Freshmen: Left, Right-Mostly Middle

Harvard freshmen, considered by many Yard proctors the most conservative in several years, come out clearly left of center in a recent CRIMSON sox poll.

Sixty percent of the 460 freshmen respondents listed their political position as either liberal or radical while only nine per cent considered themselves conservative or very conservative.

A vast majority of the class of '73 shied away from the political poles. Alumni looking for a resurgence of conservatism can take some comfort in what appears to be a hard core of conservative freshmen, numbering approximately five per cent of the class.

And radicals in search of freshman support this Spring will find 16 per cent of the class characterizing them-selves as radicals.

One out of five freshmen answered, however, that they believe social reform in America can only be achieved through violence.

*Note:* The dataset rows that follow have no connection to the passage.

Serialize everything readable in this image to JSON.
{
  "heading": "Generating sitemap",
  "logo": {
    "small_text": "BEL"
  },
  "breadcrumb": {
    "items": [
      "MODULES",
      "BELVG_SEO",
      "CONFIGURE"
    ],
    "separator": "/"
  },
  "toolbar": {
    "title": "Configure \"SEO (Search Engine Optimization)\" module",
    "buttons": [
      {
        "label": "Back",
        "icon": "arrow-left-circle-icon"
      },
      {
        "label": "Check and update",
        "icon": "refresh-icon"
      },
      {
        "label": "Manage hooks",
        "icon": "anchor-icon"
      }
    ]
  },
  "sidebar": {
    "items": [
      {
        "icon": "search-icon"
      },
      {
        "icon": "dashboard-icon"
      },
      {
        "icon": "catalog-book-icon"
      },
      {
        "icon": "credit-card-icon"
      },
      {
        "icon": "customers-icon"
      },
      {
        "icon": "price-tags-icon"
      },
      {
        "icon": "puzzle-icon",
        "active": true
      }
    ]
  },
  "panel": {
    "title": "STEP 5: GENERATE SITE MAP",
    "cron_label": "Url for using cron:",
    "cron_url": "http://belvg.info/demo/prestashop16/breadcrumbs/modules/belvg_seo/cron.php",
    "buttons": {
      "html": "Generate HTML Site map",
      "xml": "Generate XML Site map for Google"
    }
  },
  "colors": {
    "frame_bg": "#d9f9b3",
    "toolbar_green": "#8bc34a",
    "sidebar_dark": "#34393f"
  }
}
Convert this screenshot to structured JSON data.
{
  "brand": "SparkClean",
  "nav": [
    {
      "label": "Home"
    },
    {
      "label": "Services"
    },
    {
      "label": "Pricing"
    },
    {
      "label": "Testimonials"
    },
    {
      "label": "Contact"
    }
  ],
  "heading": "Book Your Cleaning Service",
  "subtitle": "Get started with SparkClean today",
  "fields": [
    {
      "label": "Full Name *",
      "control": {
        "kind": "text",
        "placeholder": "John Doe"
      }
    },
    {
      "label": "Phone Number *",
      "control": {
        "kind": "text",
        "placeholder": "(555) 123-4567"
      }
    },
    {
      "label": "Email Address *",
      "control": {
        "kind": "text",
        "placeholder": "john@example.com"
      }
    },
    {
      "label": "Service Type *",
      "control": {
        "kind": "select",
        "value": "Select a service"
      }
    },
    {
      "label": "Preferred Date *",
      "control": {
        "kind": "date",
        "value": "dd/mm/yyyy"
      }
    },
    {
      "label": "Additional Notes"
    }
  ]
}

The results come from a poll distributed to the Class of '73 two weeks ago and designed to elicit freshman views on Harvard and on general political issues. Thirty-eight per cent of the class responded.

A surprising 21 per cent of the freshmen are already dissatisfied with the Harvard they expected to find here last Fall Fifty-five per cent thought President Pusey should resign before the mandatory retirement age.

Despite their willingness to assign themselves political labels, more than half of the freshmen were reluctant to affiliate with any political party. Only 44 per cent said they would identify themselves as members of a political party it they were to register today and vote in a national election.

An overwhelming consensus, 422 out of the 460 polled, favored social reform. It was the highest percentage of agreement on any question in this poll. What is important is that 81 per cent of the 422 thought America should be reformed either "radically" or "substantially."

The 23 per cent who answered that "adequate social reform" cannot "be achieved in the U. S. without the use of violence" reflect a hard core of militant radicalism. Those who answered that violence must be used to achieve adequate social reform preferred the NLF 3 to 1 over the Thicu-Ky regime even though the class as a whole preferred a Thicu-Ky victory.

Some of those who believed that violence would have to be used to achieve adequate social reform apparently were non-radicals. Notably, 21 per cent of those who thought that violence would have to be used also thought that Pusey should not retire and preferred a Thicu-Ky victory in Vietnam.

There was an overwhelming (85 per cent) response from the sample in favor of a more equal distribution of wealth in America, although only nine per cent favored an absolutely equal distribution. This shows the class's acceptance of liberal but not radical goals.

A substantial majority (74 per cent) of the class rated Nixon's handling of the Presidency unfavorably, as either "mediocre" (40 per cent) or "bad" (34 per cent). This unfavorable rating of Nixon, at a time when national opinion polls show him to be popular among the country at large, illustrates the class's basic liberalism. This is especially apparent when one considers the next question (#13) in which 73 per cent consider Nixon "too conservative" while only 14 per cent call him "just about right" and only 2 per cent say he is "too liberal."

There was a clearly favorable attitude toward the Supreme Court's recent civil rights and civil liberties decisions, even though there was a small contingent of disapproval. One student who said Nixon, politically, is "just about right," said the Supreme Court "carried the crusade for political liberties too far to the left."

A self-characterized liberal said the Supreme Court "gets carried away a little at times, but is going in the right direction. They need to reconsider the easy life criminals can have on 'technicalities.'"

A student who characterized his political views as radical said, "The decisions were needed for a long time, but don't do much good because they are not uniformly enforced. In most cases, they're not enforced at all. Atleast now we have a bill of rights in name, if not in deed."

By a margin of almost 4 to 1, the freshmen rejected the theory of American cold war foreign policy that the "U.S. should intervene militarily to prevent Communists from taking over an established non-Communist government." However, in the next question a plurality of 50 per cent advocated some sort of non-military intervention to prevent Communists from taking over an established non-Communist government.

Judged together, the two questions show that although many freshmen, like many liberals today, reject military intervention against Communism in a foreign country, the majority does not share the radical viewpoint that the U.S. should not intervene in any way against Communism abroad.

On the subject of Vietnam, the class again shows its non-radicalism with a plurality (43 per cent) saying they would prefer a Thieu-Ky victory if they "had to choose" between it and the NLF. However, 38 per cent said that they favor an NLF victory, which shows that the class certainly is not conservative.

The general liberalism of the class is also reflected in the series of questions on pro-and anti-war marches last fall. The majority (58 per cent) of the class participated in the October moratorium march to the Boston Common and a significant minority (22 per cent) traveled to Washington to march against the war in November. Although few freshmen (4 per cent) participated in any pro-war march. it seems that they represent a very active pro-war minority associated with the Harvard chapter of the YAF which was formed by freshmen this year.

( Tomorrow: The freshman views of Harvard politics. )